Many building developers utilize a single purpose entity limited liability company (an “LLC”) to purchase and develop property, such as an apartment complex, a subdivision, or a shopping center. Generally, an LLC’s debts, whether incurred or judicially imposed, belong only to the LLC, not to its members.  However, an LLC’s individual member may be subject to personal liability under the doctrine of alter ego liability if (1) the individual and the LLC share a unity of interest and ownership such that the separate personalities of the two no longer exist, and (2) treating the debts as the LLC’s alone would impose an inequitable result that rewards the bad faith of the individual.  A recent legal decision from Southern California highlights the dangers of disregarding an LLC’s corporate formalities during any construction project.
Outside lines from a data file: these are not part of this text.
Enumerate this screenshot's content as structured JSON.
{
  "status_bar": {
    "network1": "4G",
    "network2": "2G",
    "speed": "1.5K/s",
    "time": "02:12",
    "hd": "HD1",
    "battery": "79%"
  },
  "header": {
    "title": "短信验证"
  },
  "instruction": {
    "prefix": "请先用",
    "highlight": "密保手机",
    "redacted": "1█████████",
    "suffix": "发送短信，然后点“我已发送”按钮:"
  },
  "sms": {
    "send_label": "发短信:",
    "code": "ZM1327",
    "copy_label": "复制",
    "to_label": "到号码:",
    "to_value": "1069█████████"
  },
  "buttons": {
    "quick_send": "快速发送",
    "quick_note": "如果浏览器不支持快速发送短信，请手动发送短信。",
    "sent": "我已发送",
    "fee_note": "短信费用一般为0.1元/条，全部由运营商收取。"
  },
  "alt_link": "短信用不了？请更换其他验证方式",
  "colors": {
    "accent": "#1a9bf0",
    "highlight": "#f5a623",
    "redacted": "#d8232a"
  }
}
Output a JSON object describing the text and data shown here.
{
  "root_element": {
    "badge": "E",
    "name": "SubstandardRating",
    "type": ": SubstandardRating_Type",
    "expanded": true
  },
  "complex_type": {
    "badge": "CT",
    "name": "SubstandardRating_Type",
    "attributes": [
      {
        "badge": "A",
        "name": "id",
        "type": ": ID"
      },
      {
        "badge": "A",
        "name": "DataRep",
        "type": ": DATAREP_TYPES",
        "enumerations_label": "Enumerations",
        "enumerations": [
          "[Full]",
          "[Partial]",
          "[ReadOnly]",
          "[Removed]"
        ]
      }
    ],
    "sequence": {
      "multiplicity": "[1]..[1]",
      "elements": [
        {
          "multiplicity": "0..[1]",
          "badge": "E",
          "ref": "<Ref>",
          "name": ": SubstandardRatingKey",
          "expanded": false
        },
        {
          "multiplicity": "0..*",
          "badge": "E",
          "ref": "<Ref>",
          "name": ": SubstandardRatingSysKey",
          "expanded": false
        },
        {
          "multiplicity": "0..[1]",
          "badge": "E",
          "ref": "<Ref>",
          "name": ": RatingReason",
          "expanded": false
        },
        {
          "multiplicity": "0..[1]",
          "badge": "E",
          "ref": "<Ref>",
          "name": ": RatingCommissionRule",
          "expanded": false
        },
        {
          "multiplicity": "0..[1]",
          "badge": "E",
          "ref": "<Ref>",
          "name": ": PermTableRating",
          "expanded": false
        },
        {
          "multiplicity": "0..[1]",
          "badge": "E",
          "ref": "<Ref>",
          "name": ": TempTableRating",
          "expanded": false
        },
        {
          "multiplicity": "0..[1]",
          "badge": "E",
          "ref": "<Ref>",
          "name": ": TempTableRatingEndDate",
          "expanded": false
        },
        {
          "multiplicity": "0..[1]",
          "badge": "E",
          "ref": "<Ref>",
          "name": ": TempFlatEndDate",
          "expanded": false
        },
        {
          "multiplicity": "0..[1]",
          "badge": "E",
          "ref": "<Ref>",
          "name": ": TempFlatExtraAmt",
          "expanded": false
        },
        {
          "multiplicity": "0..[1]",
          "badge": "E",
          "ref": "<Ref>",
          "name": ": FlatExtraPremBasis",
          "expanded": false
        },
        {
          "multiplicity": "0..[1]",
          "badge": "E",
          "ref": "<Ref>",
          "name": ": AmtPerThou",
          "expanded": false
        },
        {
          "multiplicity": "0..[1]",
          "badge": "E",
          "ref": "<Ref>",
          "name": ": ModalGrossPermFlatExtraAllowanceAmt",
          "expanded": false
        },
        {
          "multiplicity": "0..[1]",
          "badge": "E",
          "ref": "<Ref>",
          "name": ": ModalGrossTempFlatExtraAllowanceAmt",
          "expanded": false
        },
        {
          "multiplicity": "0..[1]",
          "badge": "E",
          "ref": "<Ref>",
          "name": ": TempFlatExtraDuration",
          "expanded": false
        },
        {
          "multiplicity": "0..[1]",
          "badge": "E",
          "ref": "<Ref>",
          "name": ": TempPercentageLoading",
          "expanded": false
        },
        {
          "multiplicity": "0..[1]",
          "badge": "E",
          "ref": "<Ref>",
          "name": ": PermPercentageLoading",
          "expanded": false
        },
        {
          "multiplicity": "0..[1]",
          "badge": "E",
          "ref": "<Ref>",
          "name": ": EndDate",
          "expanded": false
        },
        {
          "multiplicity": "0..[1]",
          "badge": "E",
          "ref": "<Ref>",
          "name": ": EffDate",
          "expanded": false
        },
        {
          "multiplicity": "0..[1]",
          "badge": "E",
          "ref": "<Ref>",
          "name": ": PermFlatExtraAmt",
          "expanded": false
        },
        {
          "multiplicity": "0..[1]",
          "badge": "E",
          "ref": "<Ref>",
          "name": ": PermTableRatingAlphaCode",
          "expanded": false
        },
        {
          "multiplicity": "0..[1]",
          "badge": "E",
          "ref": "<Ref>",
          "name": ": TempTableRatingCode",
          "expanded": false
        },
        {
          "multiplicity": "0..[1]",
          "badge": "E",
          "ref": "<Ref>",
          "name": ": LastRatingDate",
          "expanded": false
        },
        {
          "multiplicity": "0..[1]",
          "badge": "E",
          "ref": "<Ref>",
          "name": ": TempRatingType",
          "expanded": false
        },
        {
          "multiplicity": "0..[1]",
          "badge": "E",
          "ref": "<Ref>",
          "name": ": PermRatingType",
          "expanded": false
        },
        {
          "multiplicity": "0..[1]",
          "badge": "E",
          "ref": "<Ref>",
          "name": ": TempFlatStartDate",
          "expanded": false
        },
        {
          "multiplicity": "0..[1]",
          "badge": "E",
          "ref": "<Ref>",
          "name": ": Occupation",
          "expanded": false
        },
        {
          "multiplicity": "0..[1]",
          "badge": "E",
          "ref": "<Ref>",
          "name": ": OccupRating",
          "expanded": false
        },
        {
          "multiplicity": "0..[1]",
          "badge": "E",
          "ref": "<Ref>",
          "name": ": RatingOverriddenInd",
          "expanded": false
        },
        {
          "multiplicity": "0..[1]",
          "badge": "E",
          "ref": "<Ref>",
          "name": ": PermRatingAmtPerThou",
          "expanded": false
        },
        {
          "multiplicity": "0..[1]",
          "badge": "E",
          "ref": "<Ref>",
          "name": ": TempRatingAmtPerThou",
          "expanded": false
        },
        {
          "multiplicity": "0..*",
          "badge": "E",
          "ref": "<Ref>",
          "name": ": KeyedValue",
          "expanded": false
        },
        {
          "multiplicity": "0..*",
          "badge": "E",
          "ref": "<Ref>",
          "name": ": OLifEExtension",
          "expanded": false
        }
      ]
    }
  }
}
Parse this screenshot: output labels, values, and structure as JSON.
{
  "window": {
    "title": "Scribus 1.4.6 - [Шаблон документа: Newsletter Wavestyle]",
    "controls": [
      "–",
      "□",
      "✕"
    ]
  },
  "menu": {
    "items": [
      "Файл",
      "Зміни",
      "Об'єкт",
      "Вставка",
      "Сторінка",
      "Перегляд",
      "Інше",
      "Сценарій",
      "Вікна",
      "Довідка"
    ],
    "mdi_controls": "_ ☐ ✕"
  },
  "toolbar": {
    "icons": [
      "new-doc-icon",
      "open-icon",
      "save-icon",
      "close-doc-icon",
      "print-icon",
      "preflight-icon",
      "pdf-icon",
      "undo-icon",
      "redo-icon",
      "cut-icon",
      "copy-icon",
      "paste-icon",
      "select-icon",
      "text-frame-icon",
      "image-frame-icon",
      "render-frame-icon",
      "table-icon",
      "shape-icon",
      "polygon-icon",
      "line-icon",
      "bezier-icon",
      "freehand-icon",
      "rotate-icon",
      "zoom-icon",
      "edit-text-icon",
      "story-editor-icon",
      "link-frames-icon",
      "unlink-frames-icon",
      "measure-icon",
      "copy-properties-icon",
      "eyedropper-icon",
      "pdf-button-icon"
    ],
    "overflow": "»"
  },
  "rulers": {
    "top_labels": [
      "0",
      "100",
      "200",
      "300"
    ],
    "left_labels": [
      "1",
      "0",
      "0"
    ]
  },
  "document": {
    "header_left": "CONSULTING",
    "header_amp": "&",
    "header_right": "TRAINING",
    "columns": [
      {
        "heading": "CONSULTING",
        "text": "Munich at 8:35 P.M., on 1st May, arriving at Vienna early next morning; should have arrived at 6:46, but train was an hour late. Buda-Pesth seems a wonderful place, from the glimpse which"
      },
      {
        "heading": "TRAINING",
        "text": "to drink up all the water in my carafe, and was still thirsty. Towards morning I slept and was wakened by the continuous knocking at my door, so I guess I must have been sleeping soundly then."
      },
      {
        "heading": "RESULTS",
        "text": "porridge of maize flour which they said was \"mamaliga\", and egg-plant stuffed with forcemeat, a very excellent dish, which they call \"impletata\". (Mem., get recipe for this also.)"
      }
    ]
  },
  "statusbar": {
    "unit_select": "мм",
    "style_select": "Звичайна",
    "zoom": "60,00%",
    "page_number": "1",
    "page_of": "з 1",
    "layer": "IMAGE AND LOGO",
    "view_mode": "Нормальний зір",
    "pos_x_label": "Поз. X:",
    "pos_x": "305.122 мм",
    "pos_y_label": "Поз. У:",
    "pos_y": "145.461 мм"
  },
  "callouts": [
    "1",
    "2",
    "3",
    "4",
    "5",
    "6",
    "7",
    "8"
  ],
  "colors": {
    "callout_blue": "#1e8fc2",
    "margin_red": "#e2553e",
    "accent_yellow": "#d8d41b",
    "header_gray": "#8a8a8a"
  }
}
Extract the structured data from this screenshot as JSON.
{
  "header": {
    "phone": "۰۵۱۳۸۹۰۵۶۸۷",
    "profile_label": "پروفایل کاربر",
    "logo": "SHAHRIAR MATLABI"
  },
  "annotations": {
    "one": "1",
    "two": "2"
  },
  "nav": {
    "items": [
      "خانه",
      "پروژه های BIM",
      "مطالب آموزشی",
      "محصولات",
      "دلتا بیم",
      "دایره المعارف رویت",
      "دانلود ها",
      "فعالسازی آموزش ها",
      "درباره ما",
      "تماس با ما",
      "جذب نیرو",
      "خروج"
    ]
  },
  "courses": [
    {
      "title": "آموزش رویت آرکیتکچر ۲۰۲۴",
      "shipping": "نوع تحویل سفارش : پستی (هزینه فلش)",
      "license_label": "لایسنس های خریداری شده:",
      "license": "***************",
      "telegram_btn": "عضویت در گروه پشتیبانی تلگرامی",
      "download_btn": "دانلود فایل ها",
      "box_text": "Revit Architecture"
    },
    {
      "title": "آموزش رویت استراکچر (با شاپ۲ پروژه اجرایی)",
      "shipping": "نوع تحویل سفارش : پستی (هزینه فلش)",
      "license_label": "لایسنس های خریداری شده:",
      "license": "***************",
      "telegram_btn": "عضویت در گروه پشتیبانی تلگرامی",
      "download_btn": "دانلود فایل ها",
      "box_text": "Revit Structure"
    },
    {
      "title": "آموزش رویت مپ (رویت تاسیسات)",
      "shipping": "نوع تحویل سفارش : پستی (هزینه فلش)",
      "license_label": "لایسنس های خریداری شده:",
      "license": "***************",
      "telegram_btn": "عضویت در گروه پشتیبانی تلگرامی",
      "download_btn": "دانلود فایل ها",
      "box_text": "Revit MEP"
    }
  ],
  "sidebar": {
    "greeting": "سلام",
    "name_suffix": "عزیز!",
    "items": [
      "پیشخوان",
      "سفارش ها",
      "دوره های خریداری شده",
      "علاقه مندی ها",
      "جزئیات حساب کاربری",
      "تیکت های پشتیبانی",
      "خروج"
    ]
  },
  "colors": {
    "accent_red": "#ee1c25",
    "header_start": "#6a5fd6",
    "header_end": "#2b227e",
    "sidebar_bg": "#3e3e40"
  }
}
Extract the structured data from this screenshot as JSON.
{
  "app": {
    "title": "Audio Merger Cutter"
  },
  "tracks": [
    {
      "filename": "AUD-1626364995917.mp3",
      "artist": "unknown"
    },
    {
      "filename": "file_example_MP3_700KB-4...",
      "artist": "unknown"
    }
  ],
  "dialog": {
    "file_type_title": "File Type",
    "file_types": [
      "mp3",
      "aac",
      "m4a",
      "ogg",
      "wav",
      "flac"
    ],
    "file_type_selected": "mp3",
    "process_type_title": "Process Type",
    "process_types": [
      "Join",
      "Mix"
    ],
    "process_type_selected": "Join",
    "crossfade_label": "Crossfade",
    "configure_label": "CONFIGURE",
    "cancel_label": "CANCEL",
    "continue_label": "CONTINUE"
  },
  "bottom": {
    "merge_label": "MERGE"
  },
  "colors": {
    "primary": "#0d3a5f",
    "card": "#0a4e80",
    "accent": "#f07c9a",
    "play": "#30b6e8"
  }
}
In 1426 North Laurel Avenue Homeowner’s Ass’n v. Sunset, No. B257815, 2016 Cal. App. Unpub. LEXIS 3875 (Cal. Ct. App. May 26, 2016), developer Sunset on Sunset, LLC (“Sunset”) built a 19-unit condominium at a North Hollywood location.  Sunset had two members, Avraham Hassid and his wife, although as Mr. Hassid’s wife had no involvement with the entity Sunset was operated exclusively by Mr. Hassid himself.  As built and sold to individual owners, the condominium building suffered from unlevel floors that prevented its doors and windows from closing properly and substandard roofing materials and tiles that resulted in catastrophic leaks during rains.  The condominium association sued Sunset and Mr. Hassid, among others, for the cost of repairing the building’s construction defects.  The trial court found Sunset and Mr. Hassid negligent and negligent per se, and awarded the association $4.978 million for the cost of repair, lost use, and the cost of investigation.  Importantly, the trial court held Mr. Hassid jointly and severally liable for the full $4.978 million judgment, finding he was the alter ego of the LLC and therefore personally liable.

The appellate court concluded there was substantial evidence to support the trial court’s alter ego finding and affirmed the ruling. First, the evidence showed Mr. Hassid and the LLC shared a unity of interest and ownership because the LLC was “‘undercapitalized; was operated without respect for its separate entity existence; some of its expenses were paid by other entities; its assets were used to pay liabilities of [Hassid’s] other businesses…; and he “loaned” [the LLC] funds when and as needed and did not either get repaid or document the loans he made.  In short,’ the court concluded, Hassid ‘did not respect the separate legal existence of the very entity he created to shield himself from liability.’” Id. at *3-4 (brackets and ellipsis in original) (quoting trial court).  Second, the court found an “‘unjust result’” would occur if Mr. Hassid and Sunset were not jointly and severally liable, because “‘the plaintiff[s] would be deprived of an effective remedy for the extremely cavalier choices made personally by [Hassid] which resulted in such catastrophic damages to the structure that its occupants must vacate it for at least 270 days while it is being reconstructed.’” Id. at *4 (brackets in original) (quoting trial court).

While the decision in this case is unpublished and non-citable in subsequent actions, the lessons learned from the court’s analysis are significant: (1) establish and follow standard corporate formalities with any LLC used on a construction project development, and (2) ensure that the building materials selected are accepted as standard and reasonable in the industry for the application.  Finally, as questions arise regarding any LLC’s construction operations, consult an attorney to determine the best legal obligations and course of action for the corporate entity.